Web page and app entries
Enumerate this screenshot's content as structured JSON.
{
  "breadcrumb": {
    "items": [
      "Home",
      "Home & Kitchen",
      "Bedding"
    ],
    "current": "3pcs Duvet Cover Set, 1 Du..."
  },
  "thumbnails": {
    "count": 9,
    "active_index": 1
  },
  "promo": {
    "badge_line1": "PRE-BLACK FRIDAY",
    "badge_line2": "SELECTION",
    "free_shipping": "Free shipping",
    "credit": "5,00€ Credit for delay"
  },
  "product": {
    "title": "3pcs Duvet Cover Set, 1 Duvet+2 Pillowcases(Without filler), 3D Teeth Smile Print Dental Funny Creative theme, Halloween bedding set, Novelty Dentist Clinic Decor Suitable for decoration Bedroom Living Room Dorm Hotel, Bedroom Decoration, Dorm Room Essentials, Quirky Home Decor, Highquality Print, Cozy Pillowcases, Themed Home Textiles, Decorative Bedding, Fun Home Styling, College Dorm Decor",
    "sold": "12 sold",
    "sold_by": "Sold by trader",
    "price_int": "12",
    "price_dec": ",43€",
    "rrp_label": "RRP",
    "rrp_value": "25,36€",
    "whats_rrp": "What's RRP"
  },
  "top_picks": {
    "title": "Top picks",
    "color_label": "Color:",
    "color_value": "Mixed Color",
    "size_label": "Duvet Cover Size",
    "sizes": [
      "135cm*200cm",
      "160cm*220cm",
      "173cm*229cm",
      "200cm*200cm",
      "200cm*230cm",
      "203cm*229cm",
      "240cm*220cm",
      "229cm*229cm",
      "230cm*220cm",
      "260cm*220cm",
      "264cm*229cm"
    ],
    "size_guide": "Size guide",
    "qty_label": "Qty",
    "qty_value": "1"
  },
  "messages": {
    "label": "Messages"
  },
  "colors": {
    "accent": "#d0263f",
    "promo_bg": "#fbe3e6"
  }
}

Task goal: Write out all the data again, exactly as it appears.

Task response:
Enumerate this screenshot's content as structured JSON.
{
  "breadcrumb": {
    "items": [
      "Home",
      "Home & Kitchen",
      "Bedding"
    ],
    "current": "3pcs Duvet Cover Set, 1 Du..."
  },
  "thumbnails": {
    "count": 9,
    "active_index": 1
  },
  "promo": {
    "badge_line1": "PRE-BLACK FRIDAY",
    "badge_line2": "SELECTION",
    "free_shipping": "Free shipping",
    "credit": "5,00€ Credit for delay"
  },
  "product": {
    "title": "3pcs Duvet Cover Set, 1 Duvet+2 Pillowcases(Without filler), 3D Teeth Smile Print Dental Funny Creative theme, Halloween bedding set, Novelty Dentist Clinic Decor Suitable for decoration Bedroom Living Room Dorm Hotel, Bedroom Decoration, Dorm Room Essentials, Quirky Home Decor, Highquality Print, Cozy Pillowcases, Themed Home Textiles, Decorative Bedding, Fun Home Styling, College Dorm Decor",
    "sold": "12 sold",
    "sold_by": "Sold by trader",
    "price_int": "12",
    "price_dec": ",43€",
    "rrp_label": "RRP",
    "rrp_value": "25,36€",
    "whats_rrp": "What's RRP"
  },
  "top_picks": {
    "title": "Top picks",
    "color_label": "Color:",
    "color_value": "Mixed Color",
    "size_label": "Duvet Cover Size",
    "sizes": [
      "135cm*200cm",
      "160cm*220cm",
      "173cm*229cm",
      "200cm*200cm",
      "200cm*230cm",
      "203cm*229cm",
      "240cm*220cm",
      "229cm*229cm",
      "230cm*220cm",
      "260cm*220cm",
      "264cm*229cm"
    ],
    "size_guide": "Size guide",
    "qty_label": "Qty",
    "qty_value": "1"
  },
  "messages": {
    "label": "Messages"
  },
  "colors": {
    "accent": "#d0263f",
    "promo_bg": "#fbe3e6"
  }
}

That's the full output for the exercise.